The dressing room will now need a new role model and I believe that the stodgy Rohit Sharma who has now seen the benefits of preparation, of acceptance, of self-realization, of responsibility and higher causes, who has also had the benefit of watching Sachin Tendulkar prepare and conduct himself to take up the role and carry on where he has begun. In fat so can Kohli in his own way, and the likes of Pujara too. The tales of how Sachin prepared for matches, the extent of detail he put in through a mental checklist, his constant discussion on cricket and how to improve and get better and prepare for every situation, the seriousness with which he took each match, the immaculate showing up like a soldier for every game, every presentation, are lessons for all youngsters playing for the country. Be proud and grateful that you have an opportunity to play for your club, your state.
And again, as he mentioned in his farewell speech the instance when he arrived from New Zealand at 4 in the morning and showed up to play for Mumbai. Contrast that with many dishonest players who wish to walk off at the slightest discomfort, who have their personal agendas greater than the teams, the games. Sachin was there with Mumbai as it won the Ranji Trophy last year - despite severe setbacks like being beaten by a rookie Hyderabad team in the initial rounds. How many younger players do not play for their state now.

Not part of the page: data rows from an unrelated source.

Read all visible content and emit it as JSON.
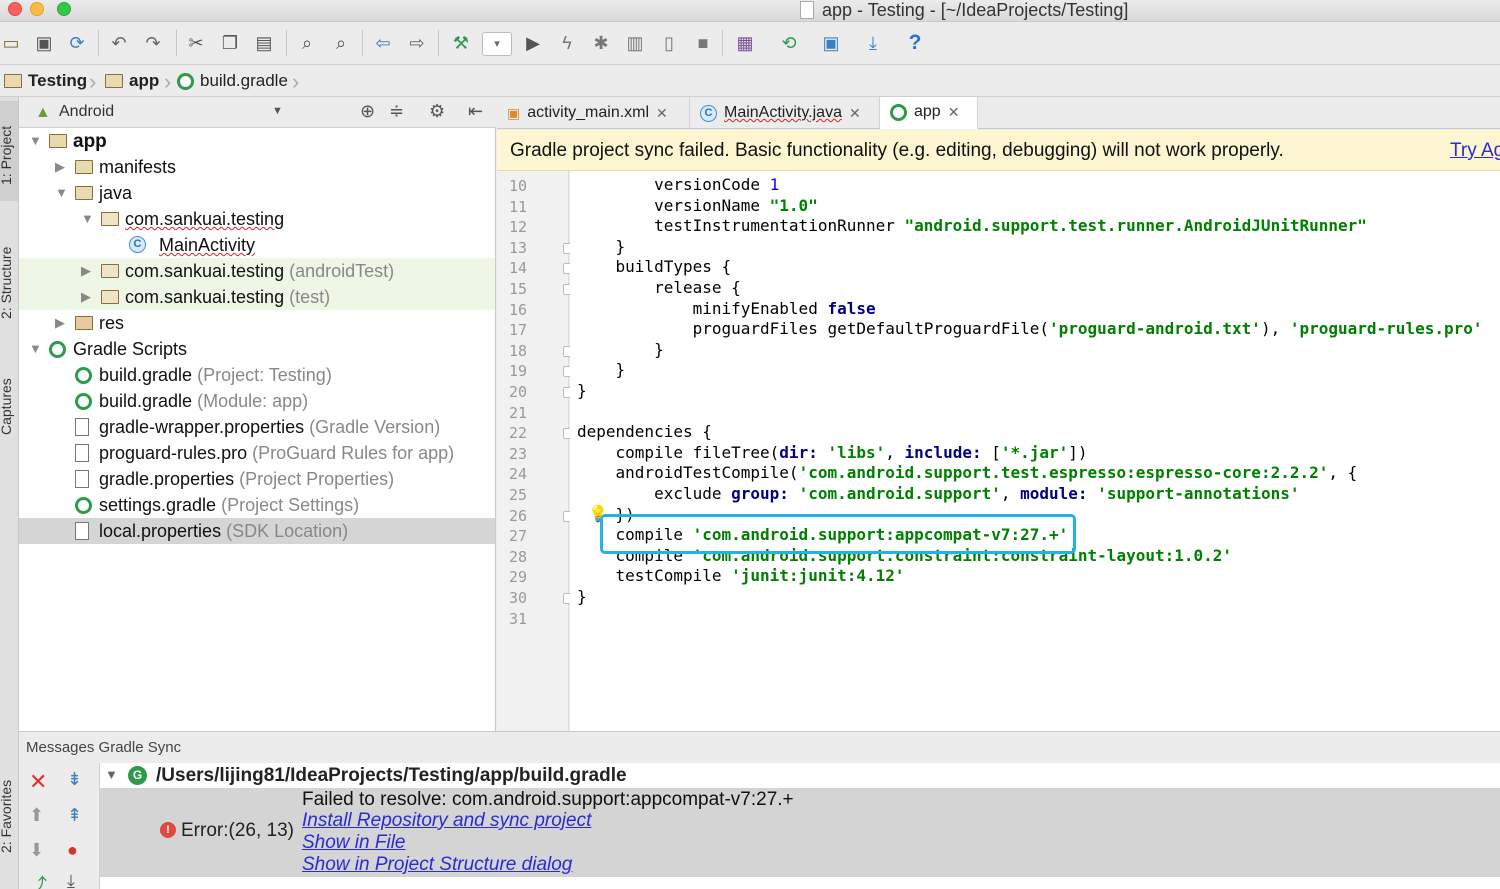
{
  "window": {
    "title": "app - Testing - [~/IdeaProjects/Testing]"
  },
  "toolbar": {
    "icons": [
      "open-folder-icon",
      "save-icon",
      "sync-icon",
      "undo-icon",
      "redo-icon",
      "cut-icon",
      "copy-icon",
      "paste-icon",
      "find-icon",
      "replace-icon",
      "back-icon",
      "forward-icon",
      "build-hammer-icon",
      "run-config-dropdown",
      "run-icon",
      "apply-changes-icon",
      "debug-icon",
      "profile-icon",
      "attach-debugger-icon",
      "stop-icon",
      "avd-manager-icon",
      "sync-gradle-icon",
      "project-structure-icon",
      "sdk-manager-icon",
      "help-icon"
    ],
    "help_label": "?"
  },
  "breadcrumb": {
    "items": [
      "Testing",
      "app",
      "build.gradle"
    ]
  },
  "left_strip": {
    "tabs": [
      "1: Project",
      "2: Structure",
      "Captures",
      "2: Favorites"
    ]
  },
  "project_panel": {
    "view_selector": "Android",
    "tree": [
      {
        "label": "app",
        "suffix": "",
        "level": 0,
        "icon": "module-folder-icon",
        "expanded": true
      },
      {
        "label": "manifests",
        "suffix": "",
        "level": 1,
        "icon": "folder-icon",
        "expanded": false
      },
      {
        "label": "java",
        "suffix": "",
        "level": 1,
        "icon": "folder-icon",
        "expanded": true
      },
      {
        "label": "com.sankuai.testing",
        "suffix": "",
        "level": 2,
        "icon": "package-icon",
        "expanded": true
      },
      {
        "label": "MainActivity",
        "suffix": "",
        "level": 3,
        "icon": "class-icon"
      },
      {
        "label": "com.sankuai.testing",
        "suffix": "(androidTest)",
        "level": 2,
        "icon": "package-icon",
        "expanded": false
      },
      {
        "label": "com.sankuai.testing",
        "suffix": "(test)",
        "level": 2,
        "icon": "package-icon",
        "expanded": false
      },
      {
        "label": "res",
        "suffix": "",
        "level": 1,
        "icon": "res-folder-icon",
        "expanded": false
      },
      {
        "label": "Gradle Scripts",
        "suffix": "",
        "level": 0,
        "icon": "gradle-icon",
        "expanded": true
      },
      {
        "label": "build.gradle",
        "suffix": "(Project: Testing)",
        "level": 1,
        "icon": "gradle-icon"
      },
      {
        "label": "build.gradle",
        "suffix": "(Module: app)",
        "level": 1,
        "icon": "gradle-icon"
      },
      {
        "label": "gradle-wrapper.properties",
        "suffix": "(Gradle Version)",
        "level": 1,
        "icon": "properties-file-icon"
      },
      {
        "label": "proguard-rules.pro",
        "suffix": "(ProGuard Rules for app)",
        "level": 1,
        "icon": "text-file-icon"
      },
      {
        "label": "gradle.properties",
        "suffix": "(Project Properties)",
        "level": 1,
        "icon": "properties-file-icon"
      },
      {
        "label": "settings.gradle",
        "suffix": "(Project Settings)",
        "level": 1,
        "icon": "gradle-icon"
      },
      {
        "label": "local.properties",
        "suffix": "(SDK Location)",
        "level": 1,
        "icon": "properties-file-icon",
        "selected": true
      }
    ]
  },
  "editor_tabs": [
    {
      "label": "activity_main.xml",
      "active": false
    },
    {
      "label": "MainActivity.java",
      "active": false
    },
    {
      "label": "app",
      "active": true
    }
  ],
  "banner": {
    "message": "Gradle project sync failed. Basic functionality (e.g. editing, debugging) will not work properly.",
    "action": "Try Ag"
  },
  "code": {
    "lines": [
      {
        "n": "10",
        "t": "        versionCode 1"
      },
      {
        "n": "11",
        "t": "        versionName \"1.0\""
      },
      {
        "n": "12",
        "t": "        testInstrumentationRunner \"android.support.test.runner.AndroidJUnitRunner\""
      },
      {
        "n": "13",
        "t": "    }"
      },
      {
        "n": "14",
        "t": "    buildTypes {"
      },
      {
        "n": "15",
        "t": "        release {"
      },
      {
        "n": "16",
        "t": "            minifyEnabled false"
      },
      {
        "n": "17",
        "t": "            proguardFiles getDefaultProguardFile('proguard-android.txt'), 'proguard-rules.pro'"
      },
      {
        "n": "18",
        "t": "        }"
      },
      {
        "n": "19",
        "t": "    }"
      },
      {
        "n": "20",
        "t": "}"
      },
      {
        "n": "21",
        "t": ""
      },
      {
        "n": "22",
        "t": "dependencies {"
      },
      {
        "n": "23",
        "t": "    compile fileTree(dir: 'libs', include: ['*.jar'])"
      },
      {
        "n": "24",
        "t": "    androidTestCompile('com.android.support.test.espresso:espresso-core:2.2.2', {"
      },
      {
        "n": "25",
        "t": "        exclude group: 'com.android.support', module: 'support-annotations'"
      },
      {
        "n": "26",
        "t": "    })"
      },
      {
        "n": "27",
        "t": "    compile 'com.android.support:appcompat-v7:27.+'"
      },
      {
        "n": "28",
        "t": "    compile 'com.android.support.constraint:constraint-layout:1.0.2'"
      },
      {
        "n": "29",
        "t": "    testCompile 'junit:junit:4.12'"
      },
      {
        "n": "30",
        "t": "}"
      },
      {
        "n": "31",
        "t": ""
      }
    ]
  },
  "messages": {
    "title": "Messages Gradle Sync",
    "file_path": "/Users/lijing81/IdeaProjects/Testing/app/build.gradle",
    "error_location": "Error:(26, 13)",
    "error_text": "Failed to resolve: com.android.support:appcompat-v7:27.+",
    "links": [
      "Install Repository and sync project",
      "Show in File",
      "Show in Project Structure dialog"
    ]
  },
  "colors": {
    "highlight_box": "#22b4e6",
    "banner_bg": "#fef6d0",
    "string": "#008000",
    "keyword": "#000080",
    "link": "#2a2ad6"
  }
}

The Path To Follow
Sachin Tendulkar then exemplifies to us the virtues of Dedication, Effort, Search for excellence, Focus, Efficiency, Desire to get better, Not Being Complacent, Sacrifice, Gratitude, Sharing, Humility, Preparation, Growth orientation, Clarity and Awareness. These were perhaps the kind of principles that the old fashioned leaders of ours espoused. These are also the lessons one needs to learn and imbibe in our daily life, because every single bit helps, every effort helps, in improving the state of our nation. From being a bunch of loudmouths who are free with our adjectives and who shirk our basic responsibilities, it is time now to learn the lessons someone has taught by living them day in and day out. The best applause is to adopt them ourselves, however old fashioned they may appear. You see, they work. Nothing works really like work. And if nothing else, Sachin represented work.

In that speech one also takes away the image of an aviator wearing Rahul Dravid, looking on stoically at his team mate. As Sachin donned the role of the prodigy and took most of the pressure, Rahul donned the role of the workman who will hold the fort together and Saurav the role of the aggressor. In their midst Laxman found the space to express his considerable talents and one cannot forget that Indian batting side that exploded with one of the greatest batsmen the world has ever seen - one Virender Sehwag who defies description and method. The old then makes way fully for the new and from these people, Sachin more than anyone else for his sheer process and growth orientation, must we find our inspiration and the path.

No comments: